What is required: Return each line of the data below that contains the string "View".

Collection entries

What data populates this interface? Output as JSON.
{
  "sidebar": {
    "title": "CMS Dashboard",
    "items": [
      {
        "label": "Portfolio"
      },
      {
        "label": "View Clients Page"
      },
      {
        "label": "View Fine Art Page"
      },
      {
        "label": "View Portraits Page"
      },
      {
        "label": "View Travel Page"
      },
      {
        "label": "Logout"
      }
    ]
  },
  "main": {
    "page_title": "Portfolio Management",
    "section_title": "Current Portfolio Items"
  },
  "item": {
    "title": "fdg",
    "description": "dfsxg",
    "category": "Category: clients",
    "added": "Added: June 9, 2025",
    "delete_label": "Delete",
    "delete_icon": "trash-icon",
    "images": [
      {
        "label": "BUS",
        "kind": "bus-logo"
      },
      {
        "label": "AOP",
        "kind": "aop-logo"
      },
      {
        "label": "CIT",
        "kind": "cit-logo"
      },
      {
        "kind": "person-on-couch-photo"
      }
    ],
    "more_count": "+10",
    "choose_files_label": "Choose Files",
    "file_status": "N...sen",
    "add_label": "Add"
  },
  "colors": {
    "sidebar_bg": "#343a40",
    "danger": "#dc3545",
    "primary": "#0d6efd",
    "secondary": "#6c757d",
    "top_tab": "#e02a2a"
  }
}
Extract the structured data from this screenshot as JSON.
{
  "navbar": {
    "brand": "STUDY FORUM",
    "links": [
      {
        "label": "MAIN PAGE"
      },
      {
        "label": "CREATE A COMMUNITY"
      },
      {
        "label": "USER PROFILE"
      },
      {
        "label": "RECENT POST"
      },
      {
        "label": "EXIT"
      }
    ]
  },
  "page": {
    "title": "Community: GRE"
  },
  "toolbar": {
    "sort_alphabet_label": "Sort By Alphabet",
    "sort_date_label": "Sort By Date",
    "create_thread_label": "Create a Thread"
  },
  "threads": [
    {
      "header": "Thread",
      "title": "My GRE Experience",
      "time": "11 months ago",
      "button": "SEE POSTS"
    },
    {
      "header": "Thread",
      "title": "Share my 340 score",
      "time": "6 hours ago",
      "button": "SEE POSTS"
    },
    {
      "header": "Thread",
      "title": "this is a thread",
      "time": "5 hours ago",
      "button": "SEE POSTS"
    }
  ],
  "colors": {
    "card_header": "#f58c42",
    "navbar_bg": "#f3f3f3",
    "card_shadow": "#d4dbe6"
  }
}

Expected answer:
        "label": "View Clients Page"
        "label": "View Fine Art Page"
        "label": "View Portraits Page"
        "label": "View Travel Page"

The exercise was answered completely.